Courtesy of Countryman
A passion for high-performance Poll Dorset genetics, and a proven farm business formula continue to keep Walkaway breeder Randal Levett in the WA Meat Marketing Co-operative winners’ circle.
Mr Levett was awarded for his “lighter than usual” crossbred lambs in WAMMCO’s hotly contested Producer of the Month competition in March.
Mr Levett entered a line of 543 Poll Dorset/Merino cross lambs from his family’s Tipperary Farm.
The crossbreds were 1kg lighter than usual at 22.6kg, but returned $183.82/head to win in the March contest. An impressive 98.71 per cent of the lambs in the draft achieved top ranking.
A bigger line of 886 Tipperary crossbred lambs last won the WAMMCO award for March 2007.
We are live. Tune in.
That mob of crossbreds was also finished on white lupin stubbles, with the 2007 draft weighing an average of 24.91kg/head and went under contract at $3.31/kg to return $82.40/head, with 76.3 per cent grading in the premium category. Freight costs from Walkaway to WAMMCO, at Katanning, were a factor in 2007 at around $6/head — more like $8 per head today.
The lighter weight at turn-off in this year followed a tight season last year boosted by a white lupin stubble finish — in line with a farming plan set down in the mid-1990s.
“In fact, apart from regular genetic improvement within the stud and ewe flocks, and regular fine tuning to suit seasons and markets, the sheep and cropping operation has not changed much at all,” Mr Levett said.
His win was still sinking in as news of new Chinese tariffs on WA grain and other negative news hit the rural sector, just before a devastating coastal wind-storm displaced big tracts of newly seeded topsoil.
Mr Levett estimated his re-seeding bill covered about 1500ha.
He believes WA growers can appreciate the ongoing stability of their meat industry and moves, particularly by WAMMCO, to upgrade processing capacity to meet new market opportunities.
Mr Levett believes that as meat markets continue to respond to political and economic changes, both at home and overseas, assets such as WAMMCO’s new mutton boning room at Katanning would be increasingly paying their way.
From a WAMMCO standpoint, producers were more dependent today on their exporters and processors for feedback that enabled them to identify market and product changes and opportunities.
“We are looking forward to the new data flow from WAMMCO’s DEXA recording system and are already gearing to use electronic tags and other devices to streamline our management,” Mr Levett said.
He runs the Tipperary enterprise with his wife Kristy, their daughter Blaise, eight, and son Callum, six, with a part-time farm hand and help from his parents, Derek and Sheryl Levett.

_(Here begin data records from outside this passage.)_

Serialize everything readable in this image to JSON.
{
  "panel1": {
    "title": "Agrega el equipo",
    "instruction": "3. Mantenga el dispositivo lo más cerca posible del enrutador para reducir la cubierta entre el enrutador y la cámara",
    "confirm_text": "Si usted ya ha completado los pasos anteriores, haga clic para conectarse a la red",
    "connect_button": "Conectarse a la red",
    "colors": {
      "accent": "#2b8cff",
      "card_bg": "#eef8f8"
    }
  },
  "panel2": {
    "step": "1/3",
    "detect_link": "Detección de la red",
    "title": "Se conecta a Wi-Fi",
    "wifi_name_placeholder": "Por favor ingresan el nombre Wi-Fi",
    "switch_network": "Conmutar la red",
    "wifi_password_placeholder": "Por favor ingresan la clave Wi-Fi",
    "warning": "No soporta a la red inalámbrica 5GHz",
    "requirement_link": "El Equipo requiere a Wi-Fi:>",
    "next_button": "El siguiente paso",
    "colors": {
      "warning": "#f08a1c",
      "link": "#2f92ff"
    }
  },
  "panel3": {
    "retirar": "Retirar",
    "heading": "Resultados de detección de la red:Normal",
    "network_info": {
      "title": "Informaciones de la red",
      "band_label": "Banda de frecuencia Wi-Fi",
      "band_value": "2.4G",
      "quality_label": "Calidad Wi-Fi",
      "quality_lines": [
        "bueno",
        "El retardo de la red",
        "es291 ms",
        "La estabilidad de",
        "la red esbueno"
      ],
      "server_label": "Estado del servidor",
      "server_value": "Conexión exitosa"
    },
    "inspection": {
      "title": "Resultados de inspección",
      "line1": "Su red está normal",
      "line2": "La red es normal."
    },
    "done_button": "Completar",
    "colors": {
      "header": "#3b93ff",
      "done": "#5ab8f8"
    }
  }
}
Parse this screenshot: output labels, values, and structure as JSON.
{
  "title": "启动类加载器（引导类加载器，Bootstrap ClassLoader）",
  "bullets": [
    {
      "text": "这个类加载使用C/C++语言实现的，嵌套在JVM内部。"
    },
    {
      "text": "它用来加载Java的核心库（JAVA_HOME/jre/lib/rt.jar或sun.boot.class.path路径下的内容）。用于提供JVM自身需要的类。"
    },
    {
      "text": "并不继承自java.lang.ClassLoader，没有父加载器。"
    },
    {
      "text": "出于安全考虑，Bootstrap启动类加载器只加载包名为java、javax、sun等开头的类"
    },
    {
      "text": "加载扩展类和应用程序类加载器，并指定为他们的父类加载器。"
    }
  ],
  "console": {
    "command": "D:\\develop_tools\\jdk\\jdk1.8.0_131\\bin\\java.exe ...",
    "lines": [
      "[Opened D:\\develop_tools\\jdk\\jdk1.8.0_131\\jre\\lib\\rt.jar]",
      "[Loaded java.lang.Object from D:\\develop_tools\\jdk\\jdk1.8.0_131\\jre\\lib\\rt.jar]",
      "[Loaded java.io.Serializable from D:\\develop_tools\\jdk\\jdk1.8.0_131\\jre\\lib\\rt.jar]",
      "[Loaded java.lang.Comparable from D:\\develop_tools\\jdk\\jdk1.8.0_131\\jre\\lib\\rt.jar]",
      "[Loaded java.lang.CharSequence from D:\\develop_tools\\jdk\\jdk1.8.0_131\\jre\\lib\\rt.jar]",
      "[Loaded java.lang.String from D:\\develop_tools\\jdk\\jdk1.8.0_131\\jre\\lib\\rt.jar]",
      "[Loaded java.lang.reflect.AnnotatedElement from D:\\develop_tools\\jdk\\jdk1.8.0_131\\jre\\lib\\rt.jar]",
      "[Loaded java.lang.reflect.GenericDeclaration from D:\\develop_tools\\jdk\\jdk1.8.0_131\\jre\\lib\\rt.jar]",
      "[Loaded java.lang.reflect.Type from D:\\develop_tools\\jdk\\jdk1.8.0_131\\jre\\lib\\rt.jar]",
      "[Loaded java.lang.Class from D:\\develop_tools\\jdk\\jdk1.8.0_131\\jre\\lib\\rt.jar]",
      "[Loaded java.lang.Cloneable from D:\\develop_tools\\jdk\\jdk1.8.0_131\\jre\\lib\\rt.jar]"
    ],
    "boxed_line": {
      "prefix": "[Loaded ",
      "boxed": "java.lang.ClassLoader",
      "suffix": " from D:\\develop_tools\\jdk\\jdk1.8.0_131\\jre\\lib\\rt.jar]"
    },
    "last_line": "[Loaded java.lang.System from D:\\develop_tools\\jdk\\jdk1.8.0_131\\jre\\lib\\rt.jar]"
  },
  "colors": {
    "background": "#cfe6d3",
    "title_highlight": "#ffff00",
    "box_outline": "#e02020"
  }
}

“We had been sourcing Poll Dorset rams over many years, but it got serious in 1997 when we formed the Tipperary Poll Dorset stud,” Mr Levett said. “We have since worked with performance studs from NSW, Victoria, WA, and Tasmania.”
More recently Mr Levett paid $25,000 to Ulandi Park, of South Australia, for their top ram 137-17.
Last year, Mr Levett moved to consolidate Tipperary’s breeding base with the purchase of the Woodgrove stud, at Northampton. This boosted the supply of replacement rams for the 6000-ewe, mainly Merino, commercial breeding flock, but also lifted the stud Poll Dorset ewe base to more than 800.